Work to complete: Filter the entries for the word "accent". Copy each line in which it occurs.

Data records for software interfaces
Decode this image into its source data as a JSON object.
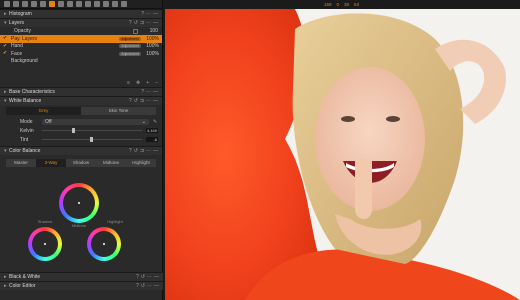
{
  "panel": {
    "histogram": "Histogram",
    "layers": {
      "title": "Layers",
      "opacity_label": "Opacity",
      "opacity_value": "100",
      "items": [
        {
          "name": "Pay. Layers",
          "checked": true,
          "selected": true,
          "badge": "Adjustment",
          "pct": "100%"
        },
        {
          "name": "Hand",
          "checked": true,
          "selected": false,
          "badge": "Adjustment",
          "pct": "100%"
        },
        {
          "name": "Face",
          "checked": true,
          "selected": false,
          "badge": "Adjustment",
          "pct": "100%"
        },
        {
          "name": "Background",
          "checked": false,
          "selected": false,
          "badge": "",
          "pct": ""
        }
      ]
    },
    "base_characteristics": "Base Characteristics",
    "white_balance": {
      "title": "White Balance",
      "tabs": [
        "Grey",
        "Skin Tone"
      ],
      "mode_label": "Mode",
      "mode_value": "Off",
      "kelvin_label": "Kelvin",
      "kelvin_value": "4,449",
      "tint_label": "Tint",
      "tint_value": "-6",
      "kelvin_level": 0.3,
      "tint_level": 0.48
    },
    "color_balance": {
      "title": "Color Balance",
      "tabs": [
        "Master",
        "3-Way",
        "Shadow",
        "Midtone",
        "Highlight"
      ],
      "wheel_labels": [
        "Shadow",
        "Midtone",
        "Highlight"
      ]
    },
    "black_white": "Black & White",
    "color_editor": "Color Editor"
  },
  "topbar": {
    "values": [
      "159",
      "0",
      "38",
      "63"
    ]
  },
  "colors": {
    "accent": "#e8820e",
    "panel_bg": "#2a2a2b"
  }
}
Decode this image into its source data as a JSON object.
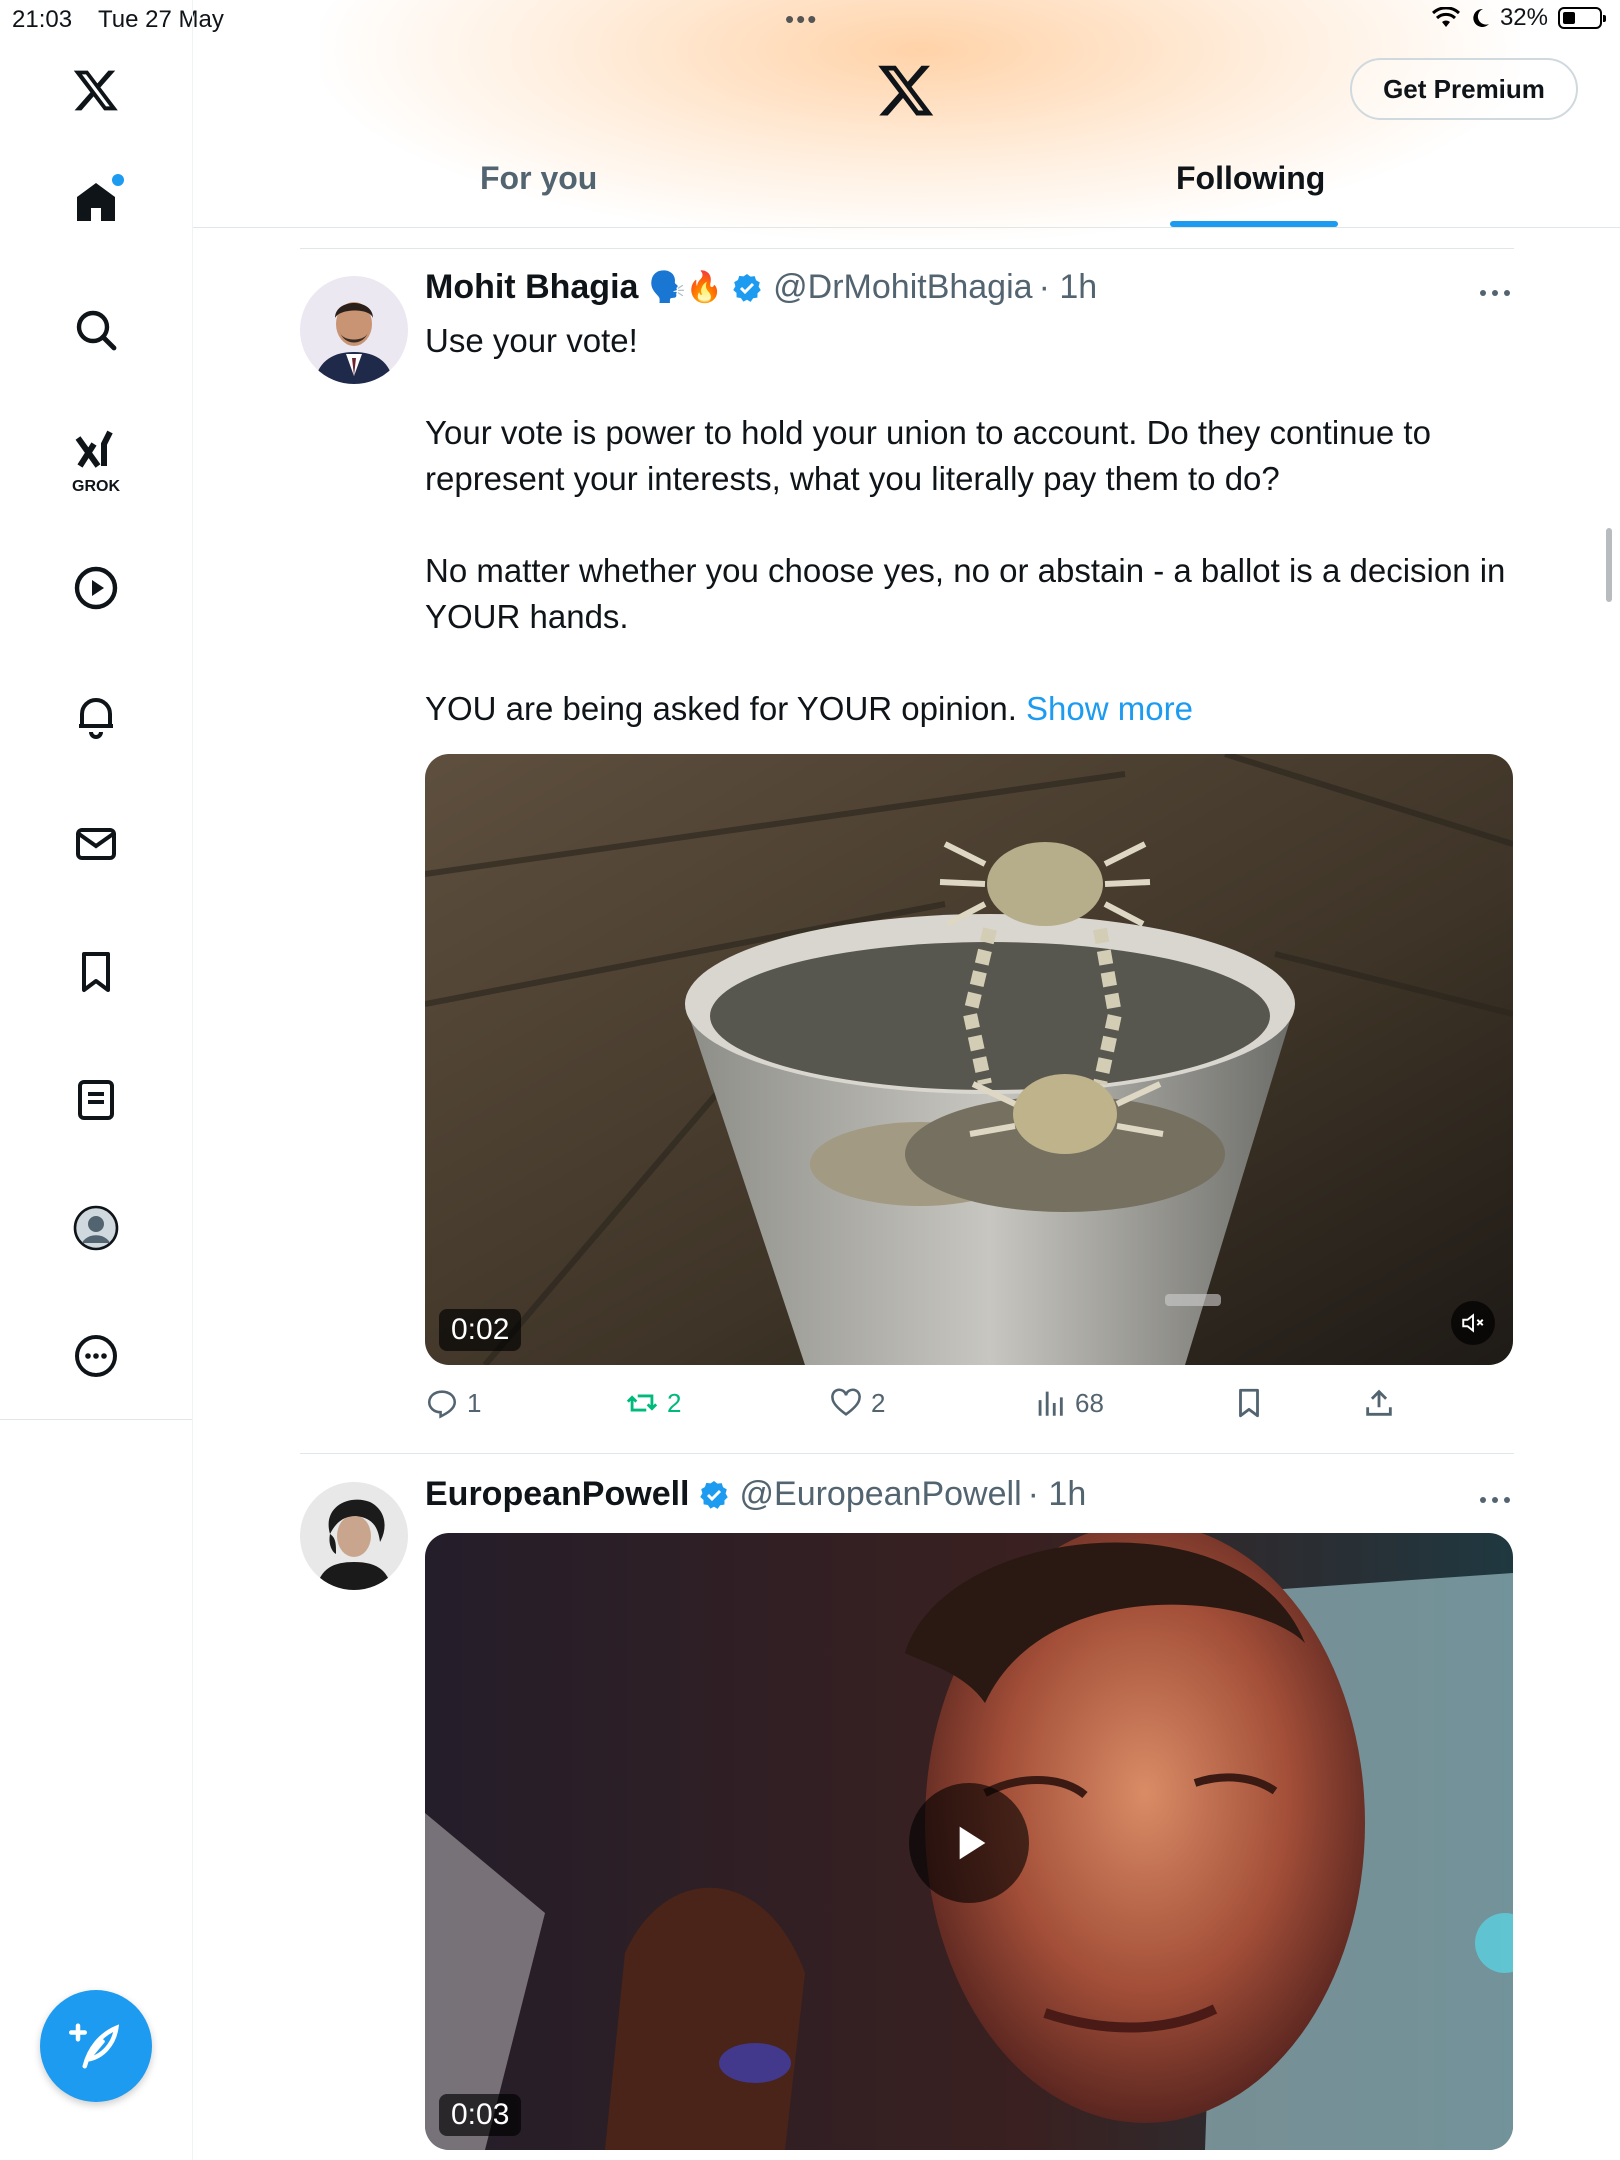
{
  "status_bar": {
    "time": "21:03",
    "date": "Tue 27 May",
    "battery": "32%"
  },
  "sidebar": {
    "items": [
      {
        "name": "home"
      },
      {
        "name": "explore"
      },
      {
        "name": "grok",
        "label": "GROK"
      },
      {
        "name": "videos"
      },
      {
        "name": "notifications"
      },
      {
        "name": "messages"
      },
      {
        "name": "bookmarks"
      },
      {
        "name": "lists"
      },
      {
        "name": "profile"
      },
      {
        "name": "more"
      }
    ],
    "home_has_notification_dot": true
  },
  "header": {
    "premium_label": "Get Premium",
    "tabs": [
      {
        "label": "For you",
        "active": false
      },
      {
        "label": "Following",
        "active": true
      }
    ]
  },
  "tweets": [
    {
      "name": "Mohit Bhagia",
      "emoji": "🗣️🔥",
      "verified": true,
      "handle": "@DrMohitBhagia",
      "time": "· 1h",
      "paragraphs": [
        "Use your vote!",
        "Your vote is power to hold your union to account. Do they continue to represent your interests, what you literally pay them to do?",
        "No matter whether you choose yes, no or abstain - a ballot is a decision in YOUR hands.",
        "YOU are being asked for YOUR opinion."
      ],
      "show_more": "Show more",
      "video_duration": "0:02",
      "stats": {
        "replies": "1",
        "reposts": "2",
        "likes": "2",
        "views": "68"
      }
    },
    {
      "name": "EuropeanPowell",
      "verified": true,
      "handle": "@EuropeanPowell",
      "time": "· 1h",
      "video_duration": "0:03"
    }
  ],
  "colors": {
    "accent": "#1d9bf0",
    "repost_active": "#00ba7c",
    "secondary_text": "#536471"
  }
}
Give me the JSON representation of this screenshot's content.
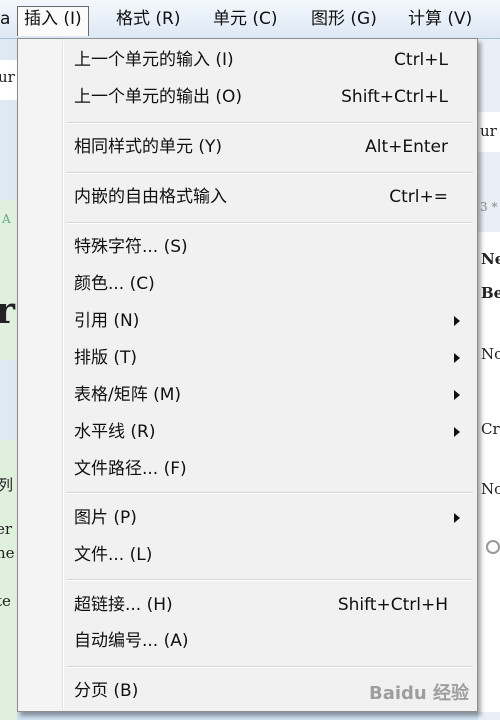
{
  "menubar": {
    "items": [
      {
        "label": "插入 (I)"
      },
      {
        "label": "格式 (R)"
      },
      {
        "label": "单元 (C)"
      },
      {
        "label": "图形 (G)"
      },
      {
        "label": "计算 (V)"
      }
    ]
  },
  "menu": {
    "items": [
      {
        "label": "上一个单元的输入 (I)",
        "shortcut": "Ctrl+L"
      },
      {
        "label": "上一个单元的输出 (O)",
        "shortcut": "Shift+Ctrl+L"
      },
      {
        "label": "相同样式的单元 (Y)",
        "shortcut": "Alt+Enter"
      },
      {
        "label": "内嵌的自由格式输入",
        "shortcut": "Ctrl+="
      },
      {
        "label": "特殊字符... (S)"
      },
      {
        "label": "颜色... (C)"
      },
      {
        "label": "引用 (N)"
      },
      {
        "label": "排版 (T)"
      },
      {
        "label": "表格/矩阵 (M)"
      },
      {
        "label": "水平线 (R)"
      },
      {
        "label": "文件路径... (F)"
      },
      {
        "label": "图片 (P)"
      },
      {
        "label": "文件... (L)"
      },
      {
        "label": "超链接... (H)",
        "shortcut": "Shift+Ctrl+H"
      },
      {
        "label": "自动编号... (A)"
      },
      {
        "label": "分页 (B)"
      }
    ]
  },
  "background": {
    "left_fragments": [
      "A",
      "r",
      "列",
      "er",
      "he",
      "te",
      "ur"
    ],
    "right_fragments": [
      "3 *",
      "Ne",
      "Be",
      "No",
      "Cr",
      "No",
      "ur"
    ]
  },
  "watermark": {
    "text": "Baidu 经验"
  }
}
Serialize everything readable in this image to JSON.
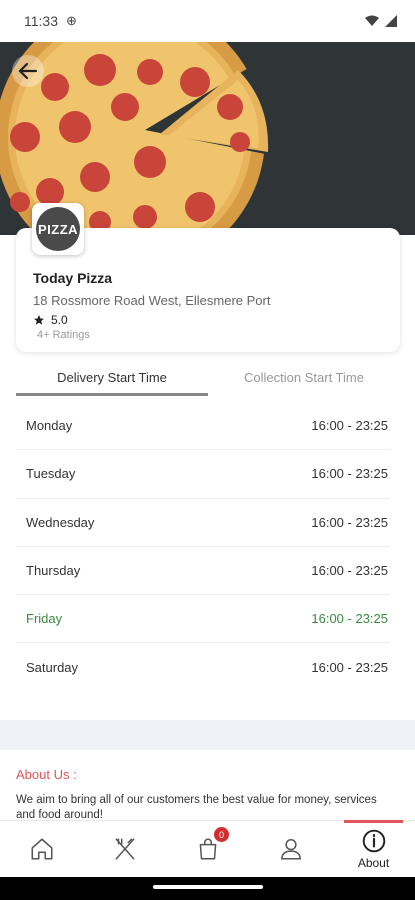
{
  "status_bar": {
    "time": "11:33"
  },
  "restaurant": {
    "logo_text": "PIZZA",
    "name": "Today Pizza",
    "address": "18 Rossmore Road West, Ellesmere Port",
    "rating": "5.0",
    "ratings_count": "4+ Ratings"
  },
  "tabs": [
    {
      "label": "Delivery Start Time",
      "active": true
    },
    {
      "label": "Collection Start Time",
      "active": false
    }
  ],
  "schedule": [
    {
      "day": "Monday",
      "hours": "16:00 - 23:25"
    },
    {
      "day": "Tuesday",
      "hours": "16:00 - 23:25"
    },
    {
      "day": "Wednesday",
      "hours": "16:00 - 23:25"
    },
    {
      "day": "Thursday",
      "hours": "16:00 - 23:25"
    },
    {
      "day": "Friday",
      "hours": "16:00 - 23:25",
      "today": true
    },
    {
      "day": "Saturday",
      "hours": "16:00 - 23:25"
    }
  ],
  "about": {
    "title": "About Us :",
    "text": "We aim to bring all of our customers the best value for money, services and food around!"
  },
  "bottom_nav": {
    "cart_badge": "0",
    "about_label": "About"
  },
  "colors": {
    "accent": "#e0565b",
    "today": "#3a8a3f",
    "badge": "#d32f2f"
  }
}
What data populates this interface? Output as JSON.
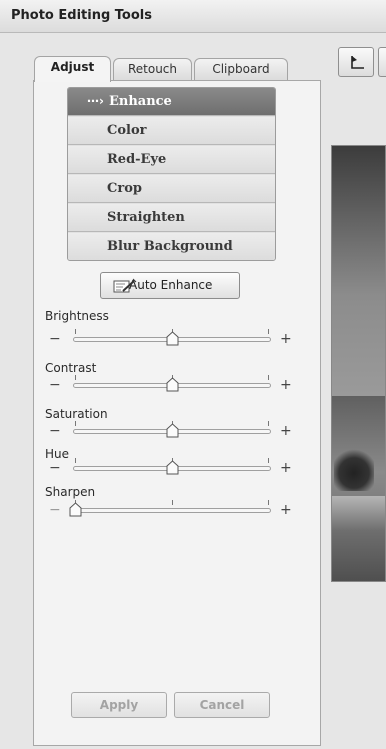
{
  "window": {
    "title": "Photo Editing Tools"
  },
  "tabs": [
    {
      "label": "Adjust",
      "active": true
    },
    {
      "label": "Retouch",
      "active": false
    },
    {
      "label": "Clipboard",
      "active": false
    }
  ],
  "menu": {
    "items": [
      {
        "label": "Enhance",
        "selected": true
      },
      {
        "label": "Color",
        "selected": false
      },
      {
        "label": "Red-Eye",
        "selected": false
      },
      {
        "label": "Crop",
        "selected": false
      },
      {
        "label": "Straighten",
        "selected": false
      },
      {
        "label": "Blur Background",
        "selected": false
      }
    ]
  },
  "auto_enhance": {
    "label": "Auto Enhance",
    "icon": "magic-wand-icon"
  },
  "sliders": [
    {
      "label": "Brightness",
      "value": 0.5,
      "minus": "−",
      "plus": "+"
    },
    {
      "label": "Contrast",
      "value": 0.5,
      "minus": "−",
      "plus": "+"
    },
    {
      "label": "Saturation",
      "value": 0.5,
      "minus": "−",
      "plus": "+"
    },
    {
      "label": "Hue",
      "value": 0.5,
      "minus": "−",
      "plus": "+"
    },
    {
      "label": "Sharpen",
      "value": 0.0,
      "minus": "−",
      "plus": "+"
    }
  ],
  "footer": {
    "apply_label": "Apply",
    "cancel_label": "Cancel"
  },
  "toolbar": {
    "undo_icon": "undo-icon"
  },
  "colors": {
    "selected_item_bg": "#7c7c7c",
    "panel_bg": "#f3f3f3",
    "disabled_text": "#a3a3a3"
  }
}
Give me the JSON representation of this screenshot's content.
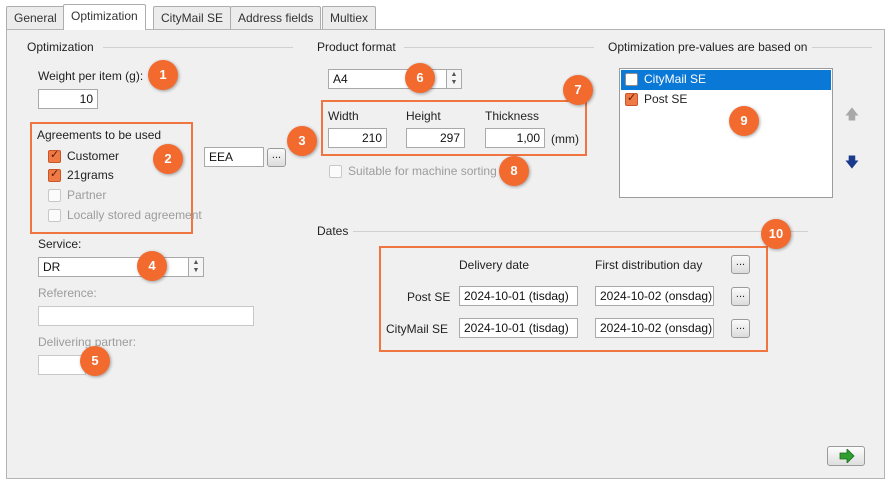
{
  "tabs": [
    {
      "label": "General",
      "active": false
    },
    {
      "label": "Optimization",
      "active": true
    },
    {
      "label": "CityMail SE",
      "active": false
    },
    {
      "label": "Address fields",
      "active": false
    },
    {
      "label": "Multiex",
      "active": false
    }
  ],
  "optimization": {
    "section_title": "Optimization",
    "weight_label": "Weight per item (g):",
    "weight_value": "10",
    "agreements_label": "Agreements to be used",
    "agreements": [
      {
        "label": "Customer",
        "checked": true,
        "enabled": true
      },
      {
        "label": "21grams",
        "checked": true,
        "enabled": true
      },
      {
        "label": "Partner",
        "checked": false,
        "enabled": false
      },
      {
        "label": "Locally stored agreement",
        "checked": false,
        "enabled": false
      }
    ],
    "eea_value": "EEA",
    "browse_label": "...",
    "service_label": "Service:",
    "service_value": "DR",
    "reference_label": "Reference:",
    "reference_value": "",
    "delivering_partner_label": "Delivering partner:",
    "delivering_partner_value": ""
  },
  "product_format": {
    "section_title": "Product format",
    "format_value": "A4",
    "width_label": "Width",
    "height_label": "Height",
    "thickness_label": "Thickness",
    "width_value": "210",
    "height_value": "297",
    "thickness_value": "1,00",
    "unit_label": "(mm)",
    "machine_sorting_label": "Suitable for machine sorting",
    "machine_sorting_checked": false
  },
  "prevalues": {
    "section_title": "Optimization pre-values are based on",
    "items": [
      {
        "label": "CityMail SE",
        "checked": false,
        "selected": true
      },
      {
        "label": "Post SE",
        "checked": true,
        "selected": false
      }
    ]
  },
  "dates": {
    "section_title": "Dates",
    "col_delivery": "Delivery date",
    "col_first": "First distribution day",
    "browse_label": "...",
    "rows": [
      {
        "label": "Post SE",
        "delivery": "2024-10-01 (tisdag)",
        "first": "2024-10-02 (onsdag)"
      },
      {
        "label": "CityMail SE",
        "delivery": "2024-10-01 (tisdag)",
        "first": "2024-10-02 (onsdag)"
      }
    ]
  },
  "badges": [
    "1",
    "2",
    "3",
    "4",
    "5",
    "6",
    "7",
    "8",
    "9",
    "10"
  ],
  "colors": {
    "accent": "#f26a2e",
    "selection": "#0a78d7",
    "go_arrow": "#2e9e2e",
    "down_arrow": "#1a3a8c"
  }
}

Exercise result:
    "accent": "#e8820e",
    "accent": "#1d9bf0",
    "accent": "#e0565b",
    "accent": "#f26a2e",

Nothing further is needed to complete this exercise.